But it was President Andrew Jackson, a generation later, who laid the groundwork for what his opponents came to call the "spoils system." Beginning in 1829, Jackson invoked wholesale rotation in federal office as his guiding principle, saying plainly that "no one man has any more intrinsic right to office than another." So, with that in mind, and in the name of (Jacksonian) Democracy, he cleansed the federal civil service of his predecessor John Quincy Adams's appointees, replacing them not with the new democratic working class men who adored him, but with elite politicians who supported him, and who were indistinguishable, in class terms, from the men they succeeded. This occurred not only with cabinet and sub-cabinet level administrative positions in Washington, D.C., but with civil servants in the states and communities in America who staffed the customhouses, the Internal Revenue Service, the post offices, and the land offices.

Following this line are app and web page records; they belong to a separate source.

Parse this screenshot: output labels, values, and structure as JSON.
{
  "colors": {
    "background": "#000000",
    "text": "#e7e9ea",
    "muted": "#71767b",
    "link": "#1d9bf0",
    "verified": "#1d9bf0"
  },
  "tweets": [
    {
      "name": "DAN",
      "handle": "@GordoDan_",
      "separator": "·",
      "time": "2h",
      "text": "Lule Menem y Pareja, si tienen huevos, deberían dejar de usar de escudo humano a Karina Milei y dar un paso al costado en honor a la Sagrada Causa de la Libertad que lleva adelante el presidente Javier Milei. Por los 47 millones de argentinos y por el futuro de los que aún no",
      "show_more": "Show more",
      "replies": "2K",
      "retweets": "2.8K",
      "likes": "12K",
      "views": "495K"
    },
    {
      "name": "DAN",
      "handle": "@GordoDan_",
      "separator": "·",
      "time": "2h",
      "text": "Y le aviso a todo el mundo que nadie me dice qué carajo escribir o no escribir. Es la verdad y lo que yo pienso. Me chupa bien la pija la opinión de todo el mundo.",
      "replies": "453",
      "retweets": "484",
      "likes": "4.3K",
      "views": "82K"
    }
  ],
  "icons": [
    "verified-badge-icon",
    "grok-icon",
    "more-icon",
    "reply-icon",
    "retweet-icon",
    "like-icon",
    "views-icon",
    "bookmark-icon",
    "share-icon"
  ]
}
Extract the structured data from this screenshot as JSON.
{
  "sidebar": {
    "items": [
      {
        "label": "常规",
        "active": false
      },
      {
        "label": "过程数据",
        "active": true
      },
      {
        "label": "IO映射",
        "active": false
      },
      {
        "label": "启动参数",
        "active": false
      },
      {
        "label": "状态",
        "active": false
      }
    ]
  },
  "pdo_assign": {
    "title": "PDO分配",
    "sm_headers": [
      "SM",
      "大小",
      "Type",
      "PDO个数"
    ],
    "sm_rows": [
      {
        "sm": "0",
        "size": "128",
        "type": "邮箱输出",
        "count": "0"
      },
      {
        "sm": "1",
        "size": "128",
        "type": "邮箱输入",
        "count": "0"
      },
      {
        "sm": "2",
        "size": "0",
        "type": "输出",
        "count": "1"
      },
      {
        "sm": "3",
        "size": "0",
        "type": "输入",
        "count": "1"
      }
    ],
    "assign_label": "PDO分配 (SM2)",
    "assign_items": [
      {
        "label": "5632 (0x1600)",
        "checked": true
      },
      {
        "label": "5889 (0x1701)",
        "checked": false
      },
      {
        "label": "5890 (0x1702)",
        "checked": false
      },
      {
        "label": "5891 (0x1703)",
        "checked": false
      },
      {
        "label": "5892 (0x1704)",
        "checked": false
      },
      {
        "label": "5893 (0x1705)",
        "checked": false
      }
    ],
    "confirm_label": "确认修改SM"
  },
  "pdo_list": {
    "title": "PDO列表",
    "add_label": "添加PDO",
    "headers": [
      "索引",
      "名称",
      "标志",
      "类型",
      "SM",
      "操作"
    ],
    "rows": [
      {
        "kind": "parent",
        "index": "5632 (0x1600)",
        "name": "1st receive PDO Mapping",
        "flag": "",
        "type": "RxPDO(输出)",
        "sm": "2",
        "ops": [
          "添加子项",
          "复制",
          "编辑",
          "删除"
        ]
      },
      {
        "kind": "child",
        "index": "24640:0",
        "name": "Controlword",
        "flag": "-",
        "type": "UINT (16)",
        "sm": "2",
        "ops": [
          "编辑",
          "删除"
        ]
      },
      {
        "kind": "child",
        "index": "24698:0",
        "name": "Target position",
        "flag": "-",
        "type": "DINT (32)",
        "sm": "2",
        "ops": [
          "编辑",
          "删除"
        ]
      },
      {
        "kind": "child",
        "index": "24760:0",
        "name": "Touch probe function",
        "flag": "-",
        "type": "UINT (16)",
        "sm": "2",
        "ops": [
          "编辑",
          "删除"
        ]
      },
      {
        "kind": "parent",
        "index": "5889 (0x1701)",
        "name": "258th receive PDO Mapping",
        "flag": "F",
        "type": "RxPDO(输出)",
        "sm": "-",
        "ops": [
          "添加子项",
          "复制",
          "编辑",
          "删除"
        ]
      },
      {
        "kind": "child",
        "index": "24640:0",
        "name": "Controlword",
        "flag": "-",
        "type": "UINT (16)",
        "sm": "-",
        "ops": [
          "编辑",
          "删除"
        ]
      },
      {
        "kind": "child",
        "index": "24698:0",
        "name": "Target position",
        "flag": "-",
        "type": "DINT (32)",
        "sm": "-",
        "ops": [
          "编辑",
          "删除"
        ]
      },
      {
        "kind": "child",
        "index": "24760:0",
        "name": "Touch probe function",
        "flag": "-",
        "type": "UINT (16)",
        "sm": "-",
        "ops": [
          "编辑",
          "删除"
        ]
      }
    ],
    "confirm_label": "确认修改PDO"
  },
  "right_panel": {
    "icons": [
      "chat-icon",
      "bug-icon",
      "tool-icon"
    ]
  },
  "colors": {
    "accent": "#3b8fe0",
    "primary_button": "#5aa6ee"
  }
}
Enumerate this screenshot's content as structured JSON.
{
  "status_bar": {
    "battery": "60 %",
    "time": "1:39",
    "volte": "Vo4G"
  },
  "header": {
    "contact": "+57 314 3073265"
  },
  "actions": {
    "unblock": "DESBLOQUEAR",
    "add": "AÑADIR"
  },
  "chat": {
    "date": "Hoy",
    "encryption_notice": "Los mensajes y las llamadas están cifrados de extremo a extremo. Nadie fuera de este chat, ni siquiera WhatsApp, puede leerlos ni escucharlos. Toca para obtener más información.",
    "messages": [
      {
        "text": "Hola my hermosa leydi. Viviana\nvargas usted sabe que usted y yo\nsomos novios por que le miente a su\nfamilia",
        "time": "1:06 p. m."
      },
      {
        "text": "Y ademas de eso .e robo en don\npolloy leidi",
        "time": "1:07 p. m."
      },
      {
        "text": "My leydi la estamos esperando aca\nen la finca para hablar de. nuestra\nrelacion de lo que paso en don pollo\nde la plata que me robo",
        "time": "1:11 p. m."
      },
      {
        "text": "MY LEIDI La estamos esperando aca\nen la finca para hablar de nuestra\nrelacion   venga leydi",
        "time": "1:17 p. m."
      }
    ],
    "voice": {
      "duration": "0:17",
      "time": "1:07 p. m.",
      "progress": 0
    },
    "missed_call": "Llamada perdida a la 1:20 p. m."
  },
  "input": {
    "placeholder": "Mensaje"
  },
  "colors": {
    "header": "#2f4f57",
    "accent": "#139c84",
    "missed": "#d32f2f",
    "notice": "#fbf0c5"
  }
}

Even with that principle put into wholesale practice, Jackson discovered what his successors in the nineteenth century would later learn as well. There were never enough jobs to go around, and many disappointed, politically connected office seekers turned on him. He said of them, "If I had a tit for every one of those PIGS to suck at, they would still be my friends." Only civil service reform, beginning at the turn of the twentieth century, would end the spoils system as the mechanism that drove the early premise of "rotation in office." The U.S. Civil Service laws mostly cleared that Augean stable of corruption, but it did nothing for the principle of rotation.

In the twentieth century, Franklin Roosevelt's decision in 1940 to run for a third (and then a fourth) term as president raised enough flags in the American electorate to launch a movement to legalize the two-term limit that George Washington had introduced by precedent. A constitutional amendment finally limited presidents to two terms, beginning with Lyndon Johnson.

In the 1990s, a term limits movement gained momentum in several states, imposing rotation in elective office at all levels of government. It limited elected officeholders in some places to terms that usually do not exceed eight years. Term limits, in the name of the principle of rotation, are still honored only here and there, but in a way they are a start toward a return to the more democratic process that George Washington wanted to establish at the inception of the American republic.


Prince, Carl E. The Federalists and the U.S. Civil Service. New York: New York University Press, 1978.

Carl E.Prince

See alsoCivil Service ; Spoils System .